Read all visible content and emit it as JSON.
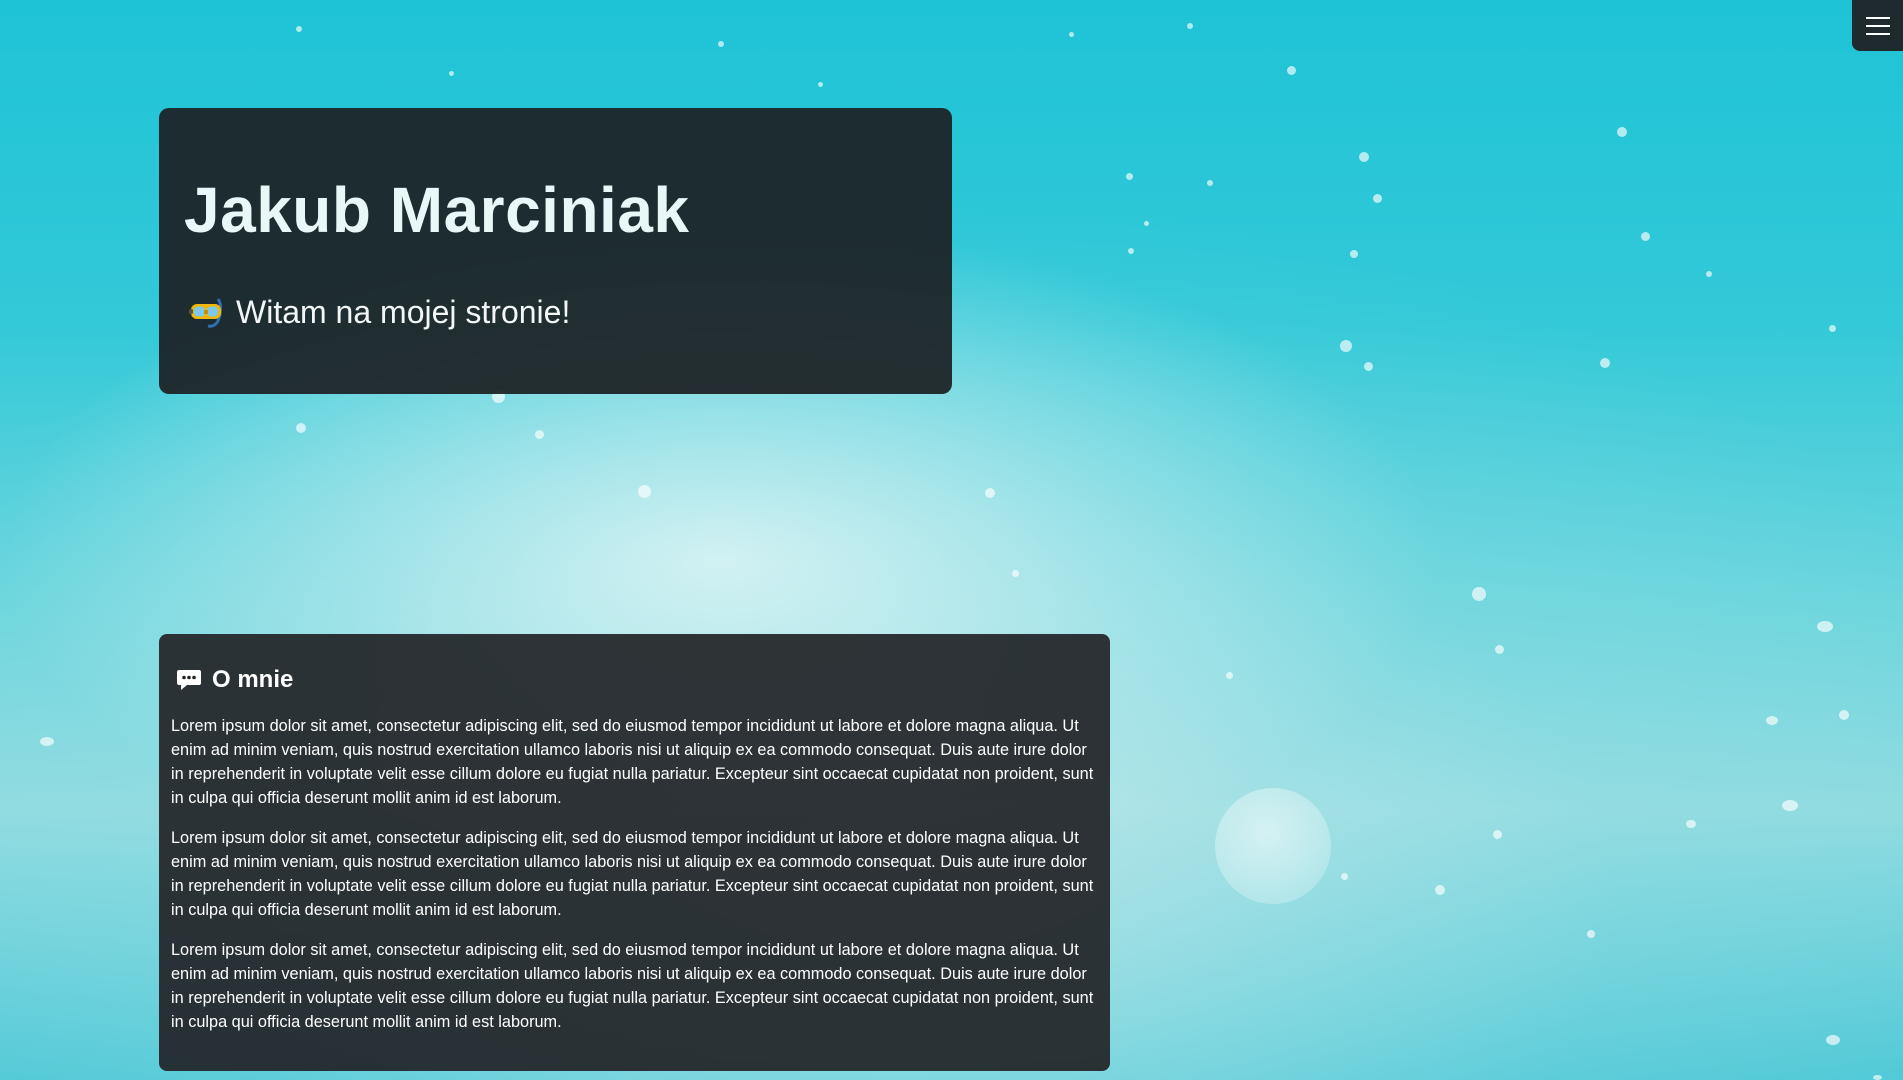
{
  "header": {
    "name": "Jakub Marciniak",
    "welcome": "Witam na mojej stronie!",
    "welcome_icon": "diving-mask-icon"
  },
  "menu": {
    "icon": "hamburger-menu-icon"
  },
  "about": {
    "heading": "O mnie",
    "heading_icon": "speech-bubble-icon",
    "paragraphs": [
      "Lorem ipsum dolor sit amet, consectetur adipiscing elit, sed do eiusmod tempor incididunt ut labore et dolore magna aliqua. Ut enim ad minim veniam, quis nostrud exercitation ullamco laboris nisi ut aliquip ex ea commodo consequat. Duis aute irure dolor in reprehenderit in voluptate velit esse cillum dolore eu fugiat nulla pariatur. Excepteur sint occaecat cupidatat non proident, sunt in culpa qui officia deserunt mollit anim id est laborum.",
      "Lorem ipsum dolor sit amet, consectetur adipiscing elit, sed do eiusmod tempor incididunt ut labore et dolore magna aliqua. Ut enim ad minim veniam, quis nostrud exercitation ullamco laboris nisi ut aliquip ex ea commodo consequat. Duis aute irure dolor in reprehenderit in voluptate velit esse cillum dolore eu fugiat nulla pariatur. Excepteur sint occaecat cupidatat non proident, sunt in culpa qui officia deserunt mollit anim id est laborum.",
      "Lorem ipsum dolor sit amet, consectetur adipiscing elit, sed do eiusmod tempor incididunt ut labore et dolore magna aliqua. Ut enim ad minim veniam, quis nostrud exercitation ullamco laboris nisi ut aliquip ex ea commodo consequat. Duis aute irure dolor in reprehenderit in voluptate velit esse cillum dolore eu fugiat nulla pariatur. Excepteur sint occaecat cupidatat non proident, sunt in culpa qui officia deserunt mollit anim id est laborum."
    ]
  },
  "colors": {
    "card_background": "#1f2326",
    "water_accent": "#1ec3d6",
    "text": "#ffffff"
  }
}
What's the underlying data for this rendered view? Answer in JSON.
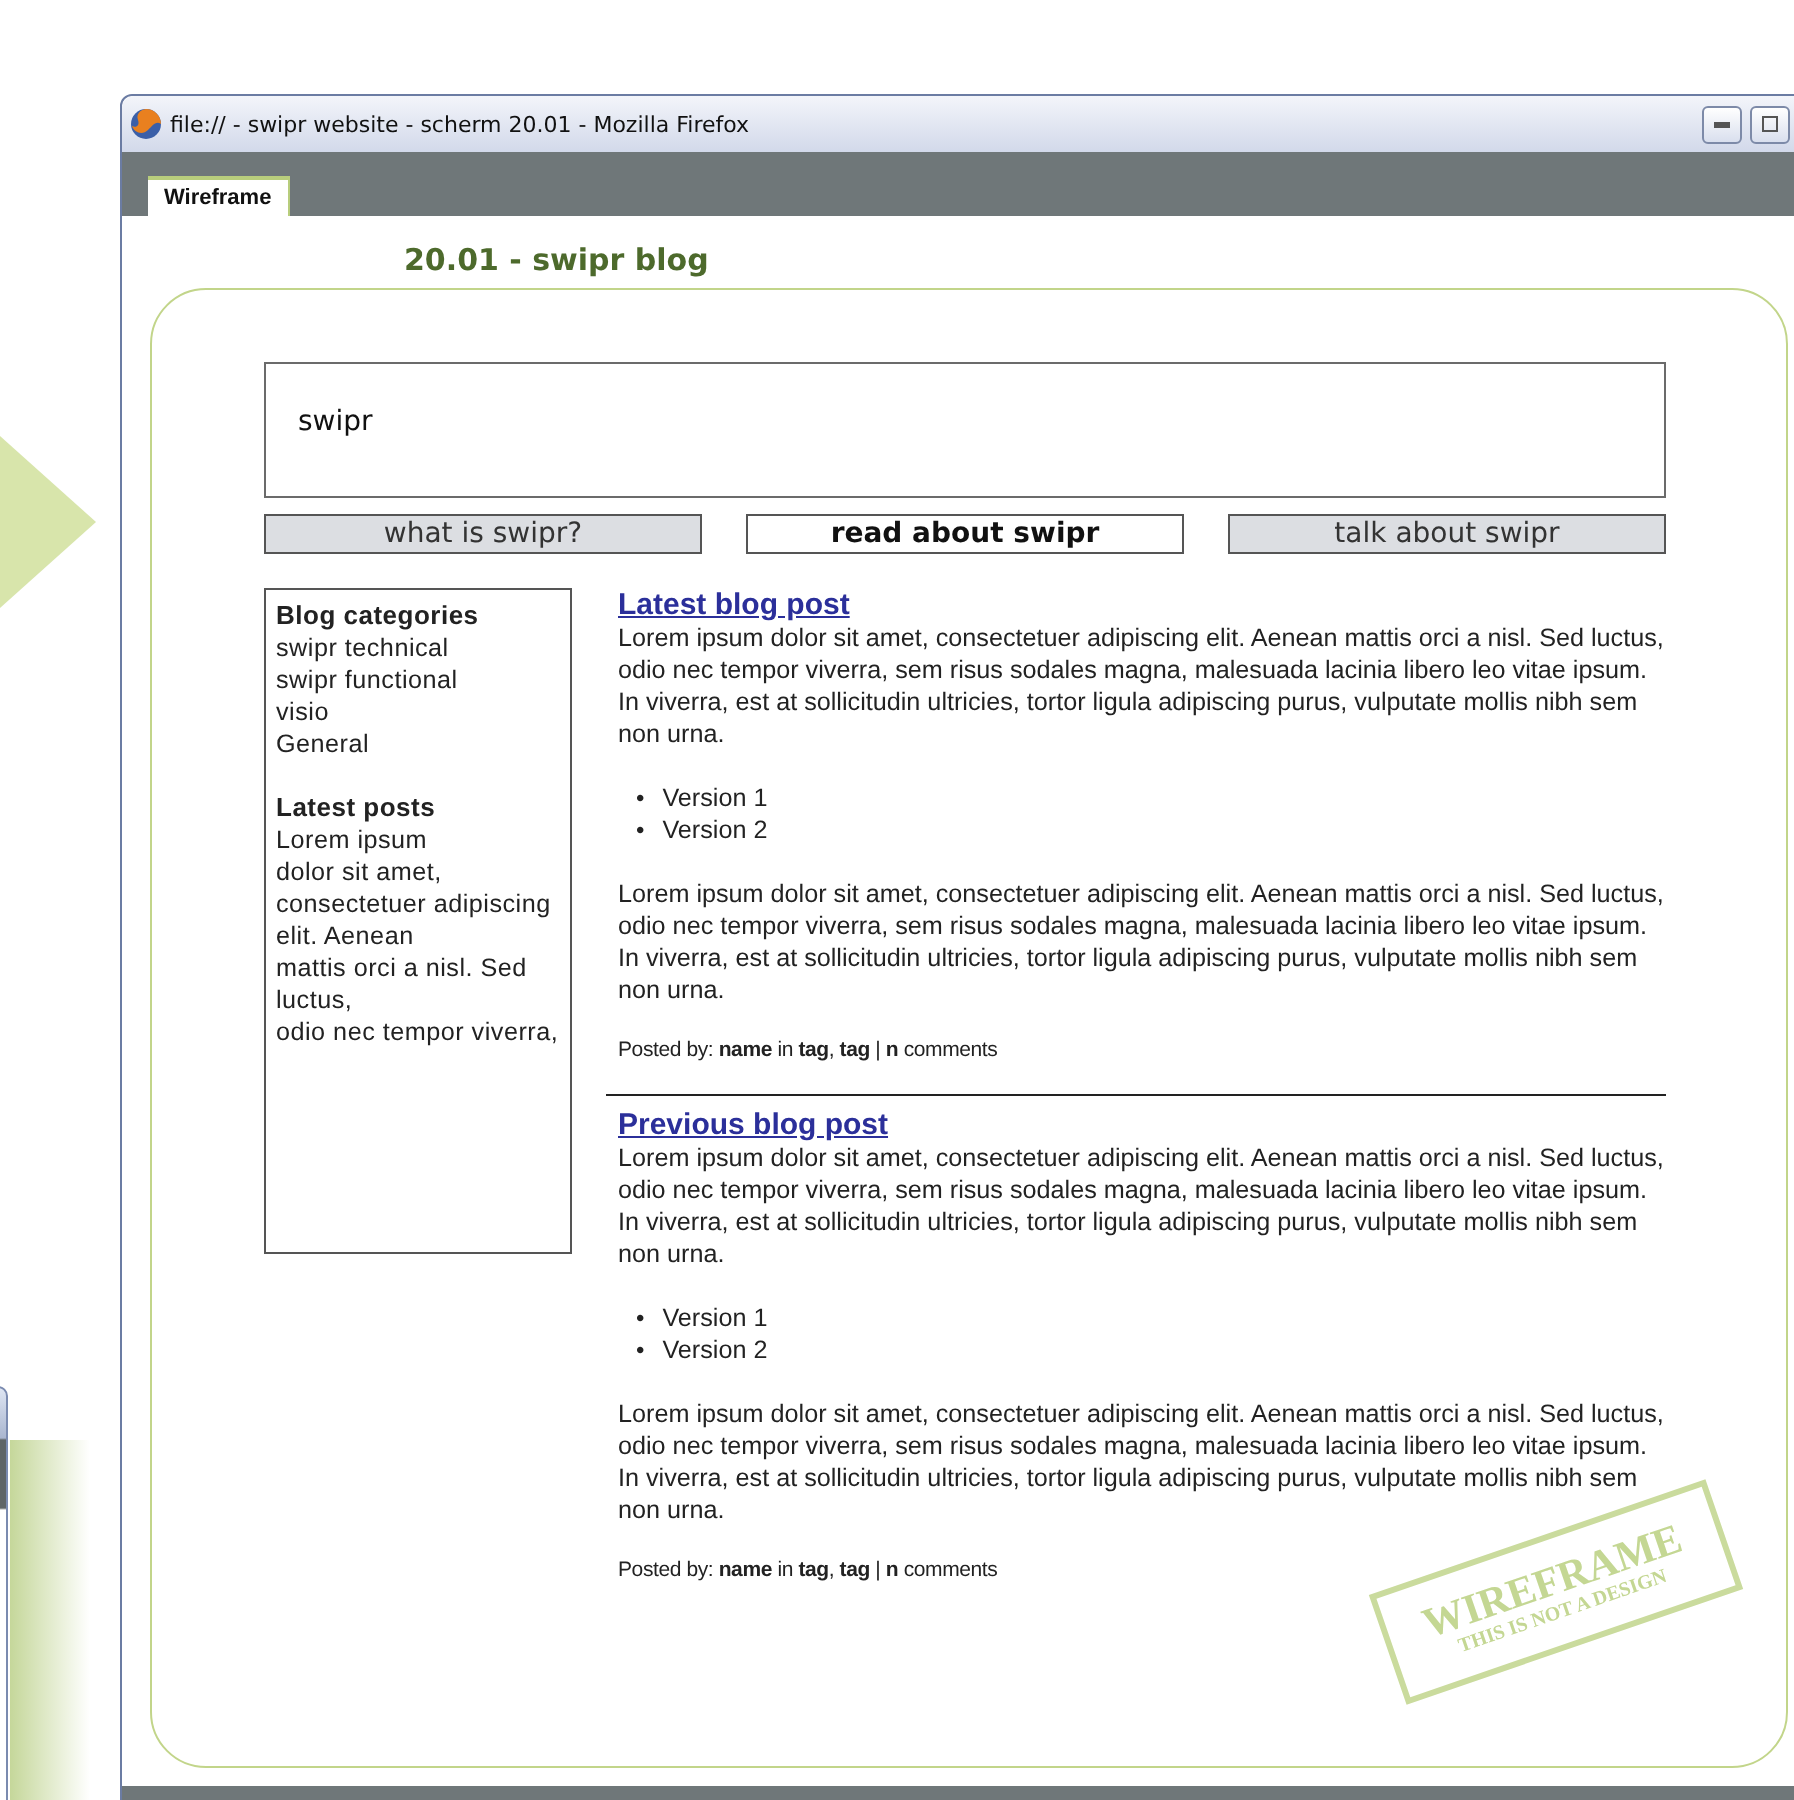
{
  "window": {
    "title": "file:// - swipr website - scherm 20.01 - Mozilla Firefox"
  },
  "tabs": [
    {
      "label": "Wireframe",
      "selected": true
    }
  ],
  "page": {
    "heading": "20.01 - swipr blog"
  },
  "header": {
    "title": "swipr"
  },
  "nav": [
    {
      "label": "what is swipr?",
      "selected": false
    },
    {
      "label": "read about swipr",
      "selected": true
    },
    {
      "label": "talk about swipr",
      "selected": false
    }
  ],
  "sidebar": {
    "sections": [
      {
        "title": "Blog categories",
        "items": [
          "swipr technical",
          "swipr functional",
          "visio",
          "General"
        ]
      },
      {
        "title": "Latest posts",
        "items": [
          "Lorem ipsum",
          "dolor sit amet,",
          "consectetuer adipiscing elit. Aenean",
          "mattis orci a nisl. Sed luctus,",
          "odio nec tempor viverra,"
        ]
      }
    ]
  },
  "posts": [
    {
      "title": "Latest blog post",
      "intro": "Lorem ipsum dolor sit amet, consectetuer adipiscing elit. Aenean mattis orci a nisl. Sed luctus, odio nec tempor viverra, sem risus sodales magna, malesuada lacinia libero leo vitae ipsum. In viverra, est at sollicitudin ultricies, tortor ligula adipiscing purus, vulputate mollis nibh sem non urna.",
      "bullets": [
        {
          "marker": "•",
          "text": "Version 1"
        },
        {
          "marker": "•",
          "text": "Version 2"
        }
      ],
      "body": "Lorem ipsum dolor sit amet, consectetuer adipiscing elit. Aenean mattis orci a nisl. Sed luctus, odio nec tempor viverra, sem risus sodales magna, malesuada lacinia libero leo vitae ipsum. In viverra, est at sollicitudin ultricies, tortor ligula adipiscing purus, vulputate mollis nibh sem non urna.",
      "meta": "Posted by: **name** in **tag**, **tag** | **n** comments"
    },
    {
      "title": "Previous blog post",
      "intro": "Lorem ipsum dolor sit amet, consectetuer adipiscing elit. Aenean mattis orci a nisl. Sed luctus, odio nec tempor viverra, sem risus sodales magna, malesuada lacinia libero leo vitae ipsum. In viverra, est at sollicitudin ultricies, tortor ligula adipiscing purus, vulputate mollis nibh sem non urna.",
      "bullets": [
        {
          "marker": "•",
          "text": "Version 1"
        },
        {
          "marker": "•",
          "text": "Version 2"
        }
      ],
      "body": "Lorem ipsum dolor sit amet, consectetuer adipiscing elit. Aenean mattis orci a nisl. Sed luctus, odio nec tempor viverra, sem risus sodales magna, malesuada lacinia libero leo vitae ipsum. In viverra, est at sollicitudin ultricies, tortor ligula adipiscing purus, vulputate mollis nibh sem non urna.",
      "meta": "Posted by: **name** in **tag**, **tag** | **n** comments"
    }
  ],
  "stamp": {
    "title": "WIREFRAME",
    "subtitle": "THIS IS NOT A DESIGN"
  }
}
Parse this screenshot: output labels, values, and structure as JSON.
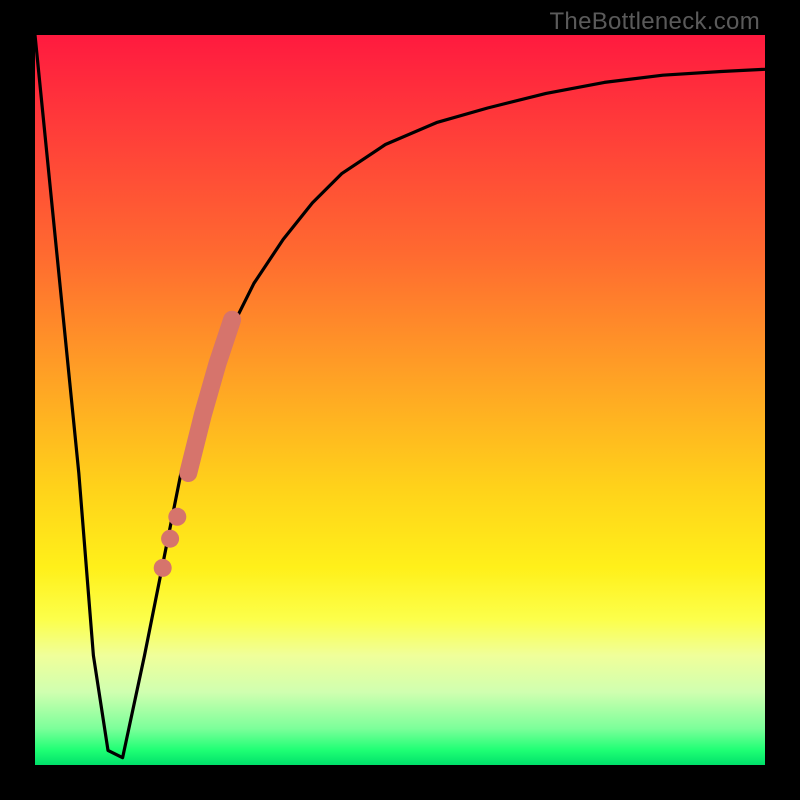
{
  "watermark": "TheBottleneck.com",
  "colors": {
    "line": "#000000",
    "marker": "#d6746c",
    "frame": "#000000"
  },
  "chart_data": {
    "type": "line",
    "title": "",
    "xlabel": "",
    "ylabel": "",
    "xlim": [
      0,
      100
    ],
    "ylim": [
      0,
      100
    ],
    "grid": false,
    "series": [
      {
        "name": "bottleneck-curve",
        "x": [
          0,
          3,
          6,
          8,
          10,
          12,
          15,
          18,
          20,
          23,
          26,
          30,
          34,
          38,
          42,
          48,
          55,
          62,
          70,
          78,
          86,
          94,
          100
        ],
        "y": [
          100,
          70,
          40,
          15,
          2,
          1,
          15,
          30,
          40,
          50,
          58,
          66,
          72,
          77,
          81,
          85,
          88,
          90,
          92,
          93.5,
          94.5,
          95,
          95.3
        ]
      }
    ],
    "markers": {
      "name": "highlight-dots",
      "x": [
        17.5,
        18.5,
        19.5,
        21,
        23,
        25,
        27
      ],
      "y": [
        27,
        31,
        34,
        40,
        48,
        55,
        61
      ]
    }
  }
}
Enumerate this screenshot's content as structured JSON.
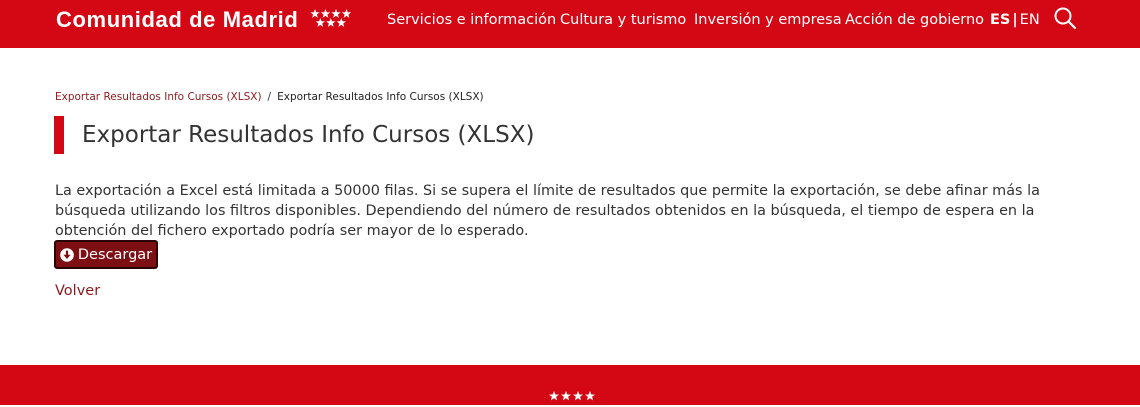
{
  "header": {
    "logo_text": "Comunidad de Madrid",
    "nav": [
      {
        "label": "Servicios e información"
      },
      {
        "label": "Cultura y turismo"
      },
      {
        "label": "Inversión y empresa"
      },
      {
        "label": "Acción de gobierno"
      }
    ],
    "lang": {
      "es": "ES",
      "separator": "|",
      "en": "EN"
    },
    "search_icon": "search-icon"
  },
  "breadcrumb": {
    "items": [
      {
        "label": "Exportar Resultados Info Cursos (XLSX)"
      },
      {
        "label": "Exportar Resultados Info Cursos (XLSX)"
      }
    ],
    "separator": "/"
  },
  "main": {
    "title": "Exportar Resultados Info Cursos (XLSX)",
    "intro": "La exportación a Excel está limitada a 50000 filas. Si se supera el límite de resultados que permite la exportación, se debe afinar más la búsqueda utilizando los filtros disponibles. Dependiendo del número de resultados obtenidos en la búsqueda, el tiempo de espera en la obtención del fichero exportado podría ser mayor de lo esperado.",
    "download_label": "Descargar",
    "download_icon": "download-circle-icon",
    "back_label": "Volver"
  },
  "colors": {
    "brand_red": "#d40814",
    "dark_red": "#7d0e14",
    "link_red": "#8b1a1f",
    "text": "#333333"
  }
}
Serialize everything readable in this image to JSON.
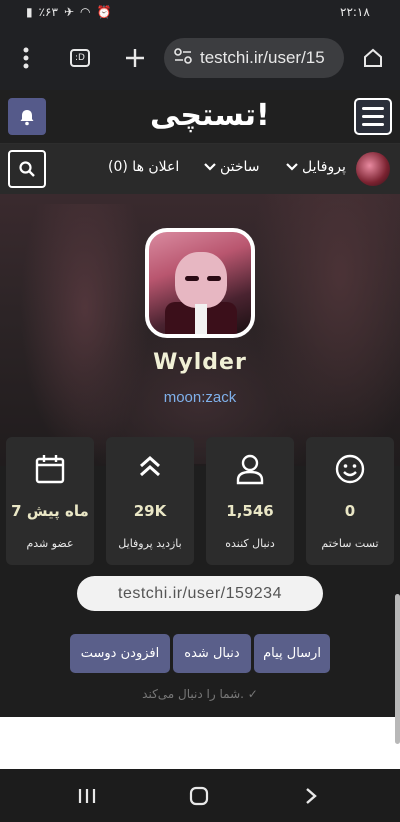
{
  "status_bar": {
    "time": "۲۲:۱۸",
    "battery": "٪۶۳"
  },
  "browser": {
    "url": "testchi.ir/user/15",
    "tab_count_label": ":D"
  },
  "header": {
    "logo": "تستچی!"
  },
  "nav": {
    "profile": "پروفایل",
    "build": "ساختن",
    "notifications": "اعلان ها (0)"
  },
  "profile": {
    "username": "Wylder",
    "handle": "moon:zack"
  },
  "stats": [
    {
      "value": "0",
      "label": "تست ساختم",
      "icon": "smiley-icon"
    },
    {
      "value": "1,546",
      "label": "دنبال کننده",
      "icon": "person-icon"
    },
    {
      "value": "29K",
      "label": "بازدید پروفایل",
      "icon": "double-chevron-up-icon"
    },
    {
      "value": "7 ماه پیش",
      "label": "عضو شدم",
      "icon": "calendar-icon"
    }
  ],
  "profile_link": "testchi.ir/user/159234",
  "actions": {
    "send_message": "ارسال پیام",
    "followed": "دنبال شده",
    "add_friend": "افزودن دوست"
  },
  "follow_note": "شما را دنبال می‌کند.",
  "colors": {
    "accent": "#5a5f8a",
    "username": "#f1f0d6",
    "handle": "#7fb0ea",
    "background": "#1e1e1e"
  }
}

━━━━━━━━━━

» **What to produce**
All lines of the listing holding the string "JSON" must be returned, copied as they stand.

» **Exercise response**
Read all visible content and emit it as JSON.
What's the underlying data for this rendered view? Answer in JSON.
Parse this screenshot: output labels, values, and structure as JSON.
Enumerate this screenshot's content as structured JSON.
Serialize everything readable in this image to JSON.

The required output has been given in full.